**Activity**.
Write out all of the listing exactly. Add nothing to it.

**Provided records**.
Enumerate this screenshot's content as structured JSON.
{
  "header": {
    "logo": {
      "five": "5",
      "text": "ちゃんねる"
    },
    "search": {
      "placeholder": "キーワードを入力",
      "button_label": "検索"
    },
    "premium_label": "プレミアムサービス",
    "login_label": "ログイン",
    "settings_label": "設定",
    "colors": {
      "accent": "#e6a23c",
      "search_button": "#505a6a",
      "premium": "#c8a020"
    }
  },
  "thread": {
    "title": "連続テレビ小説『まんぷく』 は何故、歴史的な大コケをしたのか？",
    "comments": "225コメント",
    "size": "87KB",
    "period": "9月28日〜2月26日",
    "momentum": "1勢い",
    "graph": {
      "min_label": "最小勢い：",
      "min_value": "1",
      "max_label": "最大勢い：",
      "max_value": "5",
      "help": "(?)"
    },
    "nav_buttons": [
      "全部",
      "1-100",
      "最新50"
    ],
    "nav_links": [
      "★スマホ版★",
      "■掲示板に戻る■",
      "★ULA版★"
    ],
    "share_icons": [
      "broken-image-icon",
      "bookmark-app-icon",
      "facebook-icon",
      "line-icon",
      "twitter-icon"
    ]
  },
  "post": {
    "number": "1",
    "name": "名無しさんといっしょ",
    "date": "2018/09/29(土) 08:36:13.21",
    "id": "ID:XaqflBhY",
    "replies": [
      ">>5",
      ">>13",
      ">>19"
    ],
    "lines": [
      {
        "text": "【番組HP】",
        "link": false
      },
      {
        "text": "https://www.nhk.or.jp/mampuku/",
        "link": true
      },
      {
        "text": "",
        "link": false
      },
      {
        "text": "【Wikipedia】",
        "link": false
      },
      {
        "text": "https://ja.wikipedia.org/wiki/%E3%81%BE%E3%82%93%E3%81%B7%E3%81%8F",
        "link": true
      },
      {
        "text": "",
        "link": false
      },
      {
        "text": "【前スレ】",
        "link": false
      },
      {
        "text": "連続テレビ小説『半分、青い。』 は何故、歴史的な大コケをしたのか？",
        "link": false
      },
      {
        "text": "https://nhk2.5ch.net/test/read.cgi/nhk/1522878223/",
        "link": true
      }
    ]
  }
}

**Solution to this exercise**.
Enumerate this screenshot's content as structured JSON.
{
  "header": {
    "logo": {
      "five": "5",
      "text": "ちゃんねる"
    },
    "search": {
      "placeholder": "キーワードを入力",
      "button_label": "検索"
    },
    "premium_label": "プレミアムサービス",
    "login_label": "ログイン",
    "settings_label": "設定",
    "colors": {
      "accent": "#e6a23c",
      "search_button": "#505a6a",
      "premium": "#c8a020"
    }
  },
  "thread": {
    "title": "連続テレビ小説『まんぷく』 は何故、歴史的な大コケをしたのか？",
    "comments": "225コメント",
    "size": "87KB",
    "period": "9月28日〜2月26日",
    "momentum": "1勢い",
    "graph": {
      "min_label": "最小勢い：",
      "min_value": "1",
      "max_label": "最大勢い：",
      "max_value": "5",
      "help": "(?)"
    },
    "nav_buttons": [
      "全部",
      "1-100",
      "最新50"
    ],
    "nav_links": [
      "★スマホ版★",
      "■掲示板に戻る■",
      "★ULA版★"
    ],
    "share_icons": [
      "broken-image-icon",
      "bookmark-app-icon",
      "facebook-icon",
      "line-icon",
      "twitter-icon"
    ]
  },
  "post": {
    "number": "1",
    "name": "名無しさんといっしょ",
    "date": "2018/09/29(土) 08:36:13.21",
    "id": "ID:XaqflBhY",
    "replies": [
      ">>5",
      ">>13",
      ">>19"
    ],
    "lines": [
      {
        "text": "【番組HP】",
        "link": false
      },
      {
        "text": "https://www.nhk.or.jp/mampuku/",
        "link": true
      },
      {
        "text": "",
        "link": false
      },
      {
        "text": "【Wikipedia】",
        "link": false
      },
      {
        "text": "https://ja.wikipedia.org/wiki/%E3%81%BE%E3%82%93%E3%81%B7%E3%81%8F",
        "link": true
      },
      {
        "text": "",
        "link": false
      },
      {
        "text": "【前スレ】",
        "link": false
      },
      {
        "text": "連続テレビ小説『半分、青い。』 は何故、歴史的な大コケをしたのか？",
        "link": false
      },
      {
        "text": "https://nhk2.5ch.net/test/read.cgi/nhk/1522878223/",
        "link": true
      }
    ]
  }
}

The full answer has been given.